EPA Rates the All-Electric, Zero-Emission, Nissan LEAF 'Best' in Class for Fuel Efficiency, Environment
- Nissan LEAF label approved as Nissan prepares for December launch -
FRANKLIN, Tenn., Nov. 22, 2010 /PRNewswire/ -- The Environmental Protection Agency (EPA) has approved its fuel-economy label for the 100-percent electric Nissan LEAF, rating the vehicle to be "best" in the midsize vehicle class for fuel efficiency and "best" for the environment. The new label shows a best-in-class 99 miles-per-gallon (MPG) equivalent (combined city/highway). The MPG equivalency rating was developed by the EPA as a way to provide a standard so consumers can compare vehicles across the spectrum and make an educated purchase.
The 2011 Nissan LEAF, which uses no gas, was also rated best-in-class for the environment based on emitting zero greenhouse gases or other traditional tailpipe emissions. The label, which will be part of the Nissan LEAF's Monroney label, is now ready for placement on the vehicles in anticipation of the December launch.
After completion of five-cycle testing, the EPA has rated the Nissan LEAF with an MPG equivalent of 106 city, 92 highway for a combined 99 MPGe. This calculation is based on the EPA's formula of 33.7kW-hrs being equivalent to one gallon gasoline energy. In addition, the label displays a charging time of seven hours on a 240V charge and a driving range of 73 miles, based on the five-cycle tests using varying driving conditions and climate controls. Driving range on the Nissan LEAF, as with all vehicles, varies with real-world driving conditions.
"We're pleased the label clearly demonstrates the Nissan LEAF to be a best-in-class option, reflecting that it's a pure electric vehicle, uses no gas, has no tailpipe and has zero emissions," said Scott Becker, senior vice president, Finance and Administration, Nissan Americas. "The label provides consumers with a tool to compare alternative-fuel vehicles to those with a traditional internal combustion engine and allows them to make an informed purchase decision."
Sales of the Nissan LEAF will begin in December in California, Oregon, Washington, Arizona and Tennessee. In January 2011, sales begin in Texas and Hawaii, with additional market roll-out continuing later in 2011.
In North America, Nissan's operations include automotive styling, engineering, consumer and corporate financing, sales and marketing, distribution and manufacturing. Nissan is dedicated to improving the environment under the Nissan Green Program 2010 and has been recognized as a 2010 ENERGY STAR® Partner of the Year by the U.S. Environmental Protection Agency.

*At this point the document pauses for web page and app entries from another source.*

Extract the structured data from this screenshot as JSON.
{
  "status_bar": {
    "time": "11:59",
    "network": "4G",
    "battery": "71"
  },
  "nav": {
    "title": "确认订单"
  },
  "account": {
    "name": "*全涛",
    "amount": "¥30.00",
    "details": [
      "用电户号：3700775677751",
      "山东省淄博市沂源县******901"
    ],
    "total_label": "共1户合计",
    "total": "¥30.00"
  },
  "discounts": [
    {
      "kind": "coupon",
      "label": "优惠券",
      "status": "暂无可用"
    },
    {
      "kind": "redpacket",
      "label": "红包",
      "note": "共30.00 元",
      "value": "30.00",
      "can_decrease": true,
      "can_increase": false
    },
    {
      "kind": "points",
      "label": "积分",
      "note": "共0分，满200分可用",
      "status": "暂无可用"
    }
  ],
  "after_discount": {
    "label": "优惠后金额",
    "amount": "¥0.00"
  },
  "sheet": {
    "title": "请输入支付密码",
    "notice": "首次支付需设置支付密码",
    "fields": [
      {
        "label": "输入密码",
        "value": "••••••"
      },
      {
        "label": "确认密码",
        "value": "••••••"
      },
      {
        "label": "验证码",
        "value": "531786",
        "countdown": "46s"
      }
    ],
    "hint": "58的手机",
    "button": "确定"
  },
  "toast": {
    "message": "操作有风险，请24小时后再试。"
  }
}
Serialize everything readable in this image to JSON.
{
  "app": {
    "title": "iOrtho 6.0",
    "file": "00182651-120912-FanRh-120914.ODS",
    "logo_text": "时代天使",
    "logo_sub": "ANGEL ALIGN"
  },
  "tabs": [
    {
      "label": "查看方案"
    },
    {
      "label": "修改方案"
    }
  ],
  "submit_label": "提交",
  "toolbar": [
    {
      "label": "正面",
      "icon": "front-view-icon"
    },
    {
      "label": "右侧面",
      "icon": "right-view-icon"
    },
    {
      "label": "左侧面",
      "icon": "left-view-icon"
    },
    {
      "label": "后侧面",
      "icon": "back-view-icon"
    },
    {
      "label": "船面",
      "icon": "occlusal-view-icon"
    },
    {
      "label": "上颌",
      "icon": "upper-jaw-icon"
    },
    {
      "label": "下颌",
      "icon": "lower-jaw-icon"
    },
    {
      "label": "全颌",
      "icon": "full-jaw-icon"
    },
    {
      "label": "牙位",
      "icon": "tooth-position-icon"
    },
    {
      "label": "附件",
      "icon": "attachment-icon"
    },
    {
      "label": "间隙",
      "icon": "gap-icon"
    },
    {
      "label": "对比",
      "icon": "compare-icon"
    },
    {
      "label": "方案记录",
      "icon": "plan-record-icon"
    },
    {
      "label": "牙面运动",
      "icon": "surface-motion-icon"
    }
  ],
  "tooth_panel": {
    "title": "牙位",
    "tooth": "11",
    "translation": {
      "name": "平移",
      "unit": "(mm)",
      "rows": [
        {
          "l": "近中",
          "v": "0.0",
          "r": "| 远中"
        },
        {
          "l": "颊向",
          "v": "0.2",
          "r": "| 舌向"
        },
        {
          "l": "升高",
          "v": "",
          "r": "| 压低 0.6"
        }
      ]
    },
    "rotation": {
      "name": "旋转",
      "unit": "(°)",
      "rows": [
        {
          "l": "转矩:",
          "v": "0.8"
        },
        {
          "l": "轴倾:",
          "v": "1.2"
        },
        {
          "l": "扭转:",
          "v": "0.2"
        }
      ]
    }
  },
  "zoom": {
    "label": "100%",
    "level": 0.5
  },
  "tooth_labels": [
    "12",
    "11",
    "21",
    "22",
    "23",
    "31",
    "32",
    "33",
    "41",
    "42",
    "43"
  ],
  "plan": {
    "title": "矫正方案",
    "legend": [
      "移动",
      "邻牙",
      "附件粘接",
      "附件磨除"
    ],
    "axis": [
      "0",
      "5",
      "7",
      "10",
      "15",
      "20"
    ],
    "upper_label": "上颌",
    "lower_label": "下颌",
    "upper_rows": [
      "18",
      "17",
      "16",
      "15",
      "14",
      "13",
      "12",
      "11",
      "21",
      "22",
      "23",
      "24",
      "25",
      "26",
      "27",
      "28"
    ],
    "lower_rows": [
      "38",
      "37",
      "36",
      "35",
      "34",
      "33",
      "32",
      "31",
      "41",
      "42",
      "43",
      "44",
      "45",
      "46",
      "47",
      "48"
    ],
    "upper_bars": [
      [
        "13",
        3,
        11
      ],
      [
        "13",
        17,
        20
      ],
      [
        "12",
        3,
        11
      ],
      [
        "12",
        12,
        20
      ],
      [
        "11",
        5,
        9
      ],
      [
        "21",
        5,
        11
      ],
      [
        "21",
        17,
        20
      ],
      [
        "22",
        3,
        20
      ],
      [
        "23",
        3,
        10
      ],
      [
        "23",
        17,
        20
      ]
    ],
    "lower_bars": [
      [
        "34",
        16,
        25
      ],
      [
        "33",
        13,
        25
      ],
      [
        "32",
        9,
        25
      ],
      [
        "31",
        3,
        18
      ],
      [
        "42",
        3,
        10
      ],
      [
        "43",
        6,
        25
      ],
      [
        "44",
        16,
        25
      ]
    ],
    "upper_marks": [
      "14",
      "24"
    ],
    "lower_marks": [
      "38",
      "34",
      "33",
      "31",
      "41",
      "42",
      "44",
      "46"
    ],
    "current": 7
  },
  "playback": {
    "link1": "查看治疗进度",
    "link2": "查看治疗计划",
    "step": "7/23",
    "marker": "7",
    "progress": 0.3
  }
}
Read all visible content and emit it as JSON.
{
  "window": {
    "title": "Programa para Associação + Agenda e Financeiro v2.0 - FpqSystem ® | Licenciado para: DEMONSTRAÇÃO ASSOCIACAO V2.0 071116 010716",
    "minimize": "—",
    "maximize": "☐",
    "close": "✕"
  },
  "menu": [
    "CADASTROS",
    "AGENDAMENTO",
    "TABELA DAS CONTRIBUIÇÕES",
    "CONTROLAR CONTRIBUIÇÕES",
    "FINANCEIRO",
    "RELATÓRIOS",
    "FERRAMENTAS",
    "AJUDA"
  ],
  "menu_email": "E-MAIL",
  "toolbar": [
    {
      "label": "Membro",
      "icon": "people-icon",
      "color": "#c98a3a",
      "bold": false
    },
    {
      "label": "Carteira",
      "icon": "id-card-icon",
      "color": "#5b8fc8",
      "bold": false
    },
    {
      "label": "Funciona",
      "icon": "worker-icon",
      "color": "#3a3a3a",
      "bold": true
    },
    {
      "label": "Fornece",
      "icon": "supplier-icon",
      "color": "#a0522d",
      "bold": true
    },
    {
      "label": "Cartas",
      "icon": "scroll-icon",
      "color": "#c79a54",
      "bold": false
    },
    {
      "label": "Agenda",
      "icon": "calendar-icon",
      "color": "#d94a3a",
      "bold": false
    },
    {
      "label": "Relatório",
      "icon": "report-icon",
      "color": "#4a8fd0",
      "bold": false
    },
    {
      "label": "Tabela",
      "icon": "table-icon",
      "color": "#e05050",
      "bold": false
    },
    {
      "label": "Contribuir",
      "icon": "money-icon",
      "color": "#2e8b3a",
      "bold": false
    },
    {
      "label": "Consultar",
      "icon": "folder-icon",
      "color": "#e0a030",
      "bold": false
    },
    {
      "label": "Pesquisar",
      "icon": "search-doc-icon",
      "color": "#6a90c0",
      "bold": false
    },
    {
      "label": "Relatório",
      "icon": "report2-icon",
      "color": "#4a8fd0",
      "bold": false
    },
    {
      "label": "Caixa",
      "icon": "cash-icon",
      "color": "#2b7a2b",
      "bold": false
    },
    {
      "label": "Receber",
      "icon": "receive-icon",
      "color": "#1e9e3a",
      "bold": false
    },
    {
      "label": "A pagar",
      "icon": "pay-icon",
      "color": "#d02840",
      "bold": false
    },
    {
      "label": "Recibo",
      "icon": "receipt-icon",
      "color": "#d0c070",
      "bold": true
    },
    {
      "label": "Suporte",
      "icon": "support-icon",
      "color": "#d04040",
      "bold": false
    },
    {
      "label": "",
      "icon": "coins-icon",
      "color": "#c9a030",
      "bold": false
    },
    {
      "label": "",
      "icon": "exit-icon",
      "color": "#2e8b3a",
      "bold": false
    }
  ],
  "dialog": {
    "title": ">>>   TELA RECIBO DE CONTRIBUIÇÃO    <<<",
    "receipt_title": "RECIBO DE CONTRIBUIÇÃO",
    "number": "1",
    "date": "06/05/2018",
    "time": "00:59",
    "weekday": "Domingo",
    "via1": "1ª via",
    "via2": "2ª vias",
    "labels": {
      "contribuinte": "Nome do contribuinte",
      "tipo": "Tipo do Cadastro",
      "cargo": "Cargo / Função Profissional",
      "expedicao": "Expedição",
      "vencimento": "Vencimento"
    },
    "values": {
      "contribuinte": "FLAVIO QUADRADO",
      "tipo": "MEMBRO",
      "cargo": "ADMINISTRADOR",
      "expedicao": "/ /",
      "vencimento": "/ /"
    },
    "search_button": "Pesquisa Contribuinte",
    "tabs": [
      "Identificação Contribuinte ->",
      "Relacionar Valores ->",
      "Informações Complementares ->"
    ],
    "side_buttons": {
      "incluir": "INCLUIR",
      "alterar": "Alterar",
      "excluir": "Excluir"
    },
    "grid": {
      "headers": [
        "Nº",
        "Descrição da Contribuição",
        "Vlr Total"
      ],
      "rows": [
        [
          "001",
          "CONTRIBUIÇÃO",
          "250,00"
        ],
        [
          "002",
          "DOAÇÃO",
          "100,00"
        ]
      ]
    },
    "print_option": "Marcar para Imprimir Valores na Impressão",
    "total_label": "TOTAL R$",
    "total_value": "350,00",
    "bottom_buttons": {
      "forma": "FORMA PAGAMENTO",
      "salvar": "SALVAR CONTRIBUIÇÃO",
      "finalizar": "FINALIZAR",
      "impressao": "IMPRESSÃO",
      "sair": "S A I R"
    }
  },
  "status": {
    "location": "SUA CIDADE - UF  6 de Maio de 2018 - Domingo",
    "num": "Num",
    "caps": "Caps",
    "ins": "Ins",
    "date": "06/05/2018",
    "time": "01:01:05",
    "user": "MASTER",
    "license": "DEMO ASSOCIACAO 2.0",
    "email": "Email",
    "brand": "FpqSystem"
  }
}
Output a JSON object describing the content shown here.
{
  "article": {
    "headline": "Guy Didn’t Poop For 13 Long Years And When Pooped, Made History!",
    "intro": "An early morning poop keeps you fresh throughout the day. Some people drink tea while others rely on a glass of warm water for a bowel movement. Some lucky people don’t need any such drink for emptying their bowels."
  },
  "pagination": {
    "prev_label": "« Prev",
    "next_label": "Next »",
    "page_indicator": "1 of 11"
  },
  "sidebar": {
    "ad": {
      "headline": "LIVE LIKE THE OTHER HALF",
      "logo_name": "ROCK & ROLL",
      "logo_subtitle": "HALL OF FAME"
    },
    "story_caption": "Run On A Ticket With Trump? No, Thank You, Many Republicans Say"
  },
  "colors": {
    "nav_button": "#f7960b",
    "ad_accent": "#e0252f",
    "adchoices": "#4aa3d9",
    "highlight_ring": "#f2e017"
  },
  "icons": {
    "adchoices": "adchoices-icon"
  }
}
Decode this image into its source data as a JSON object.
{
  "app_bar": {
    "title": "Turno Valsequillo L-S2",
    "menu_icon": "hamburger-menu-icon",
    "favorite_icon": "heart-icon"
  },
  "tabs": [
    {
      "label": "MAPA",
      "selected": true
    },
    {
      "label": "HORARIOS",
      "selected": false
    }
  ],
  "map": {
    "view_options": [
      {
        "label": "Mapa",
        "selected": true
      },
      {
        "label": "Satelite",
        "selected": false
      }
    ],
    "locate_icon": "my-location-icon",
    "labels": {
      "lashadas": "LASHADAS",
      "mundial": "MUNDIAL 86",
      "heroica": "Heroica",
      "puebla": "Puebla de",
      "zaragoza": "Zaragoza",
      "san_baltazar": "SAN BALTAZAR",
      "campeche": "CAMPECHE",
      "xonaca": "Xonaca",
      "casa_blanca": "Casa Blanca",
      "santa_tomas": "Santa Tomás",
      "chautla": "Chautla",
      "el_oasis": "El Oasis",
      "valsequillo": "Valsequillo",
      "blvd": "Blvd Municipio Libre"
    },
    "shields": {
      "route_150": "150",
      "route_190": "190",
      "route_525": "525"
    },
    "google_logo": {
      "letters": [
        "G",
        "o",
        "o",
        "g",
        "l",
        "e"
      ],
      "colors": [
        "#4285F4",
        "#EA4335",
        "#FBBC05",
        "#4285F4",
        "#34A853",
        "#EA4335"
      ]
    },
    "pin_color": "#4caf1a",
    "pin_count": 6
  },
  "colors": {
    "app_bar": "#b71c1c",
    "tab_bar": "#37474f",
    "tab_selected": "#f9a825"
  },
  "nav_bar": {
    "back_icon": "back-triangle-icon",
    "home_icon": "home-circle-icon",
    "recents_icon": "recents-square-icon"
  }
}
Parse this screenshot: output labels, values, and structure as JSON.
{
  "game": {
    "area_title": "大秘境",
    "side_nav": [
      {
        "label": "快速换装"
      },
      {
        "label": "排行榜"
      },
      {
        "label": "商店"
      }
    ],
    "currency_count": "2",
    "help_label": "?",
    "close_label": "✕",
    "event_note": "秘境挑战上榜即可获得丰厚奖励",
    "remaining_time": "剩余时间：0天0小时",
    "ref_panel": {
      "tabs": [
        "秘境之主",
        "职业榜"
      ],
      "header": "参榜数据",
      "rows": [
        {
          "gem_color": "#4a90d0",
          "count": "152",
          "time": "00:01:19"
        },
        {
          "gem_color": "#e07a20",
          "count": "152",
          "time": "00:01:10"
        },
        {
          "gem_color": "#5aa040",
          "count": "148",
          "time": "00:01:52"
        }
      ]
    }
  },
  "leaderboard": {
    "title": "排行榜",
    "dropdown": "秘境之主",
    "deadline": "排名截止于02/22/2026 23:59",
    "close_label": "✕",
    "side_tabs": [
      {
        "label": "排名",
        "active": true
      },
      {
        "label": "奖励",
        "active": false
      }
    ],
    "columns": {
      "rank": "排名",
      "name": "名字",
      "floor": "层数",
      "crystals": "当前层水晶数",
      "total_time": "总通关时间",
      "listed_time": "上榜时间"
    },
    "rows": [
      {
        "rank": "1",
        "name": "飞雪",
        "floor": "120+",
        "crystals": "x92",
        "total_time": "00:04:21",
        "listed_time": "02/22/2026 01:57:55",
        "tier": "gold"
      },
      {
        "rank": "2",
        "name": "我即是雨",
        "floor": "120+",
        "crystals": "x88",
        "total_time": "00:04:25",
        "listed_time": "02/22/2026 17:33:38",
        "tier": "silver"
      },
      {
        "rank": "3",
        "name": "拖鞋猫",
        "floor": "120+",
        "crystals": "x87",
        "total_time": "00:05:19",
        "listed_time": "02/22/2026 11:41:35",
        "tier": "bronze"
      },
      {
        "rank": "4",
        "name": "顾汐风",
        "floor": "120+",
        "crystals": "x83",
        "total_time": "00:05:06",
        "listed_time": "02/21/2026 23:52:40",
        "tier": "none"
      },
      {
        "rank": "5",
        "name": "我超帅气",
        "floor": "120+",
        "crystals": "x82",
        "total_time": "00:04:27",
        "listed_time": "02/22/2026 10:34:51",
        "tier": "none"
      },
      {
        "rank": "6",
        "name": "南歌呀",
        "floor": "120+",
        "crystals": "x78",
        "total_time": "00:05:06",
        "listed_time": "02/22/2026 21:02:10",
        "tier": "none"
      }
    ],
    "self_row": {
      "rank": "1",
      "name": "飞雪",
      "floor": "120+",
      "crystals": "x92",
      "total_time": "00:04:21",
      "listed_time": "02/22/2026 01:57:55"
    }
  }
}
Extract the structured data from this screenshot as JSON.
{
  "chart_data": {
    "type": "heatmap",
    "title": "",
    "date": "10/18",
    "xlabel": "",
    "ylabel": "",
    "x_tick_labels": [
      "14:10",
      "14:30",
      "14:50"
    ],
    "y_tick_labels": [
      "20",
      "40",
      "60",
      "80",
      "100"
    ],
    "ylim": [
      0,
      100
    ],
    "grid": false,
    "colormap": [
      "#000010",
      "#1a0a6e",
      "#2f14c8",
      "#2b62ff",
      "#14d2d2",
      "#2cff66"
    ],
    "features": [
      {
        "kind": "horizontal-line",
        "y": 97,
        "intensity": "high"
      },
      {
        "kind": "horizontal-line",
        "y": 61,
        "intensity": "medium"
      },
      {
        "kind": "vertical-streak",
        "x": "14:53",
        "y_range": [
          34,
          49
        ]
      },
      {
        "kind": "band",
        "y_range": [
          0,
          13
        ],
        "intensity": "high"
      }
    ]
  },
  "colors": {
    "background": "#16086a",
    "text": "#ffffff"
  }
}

More information on Nissan in North America, the Nissan LEAF and zero emissions can be found at www.nissanusa.com.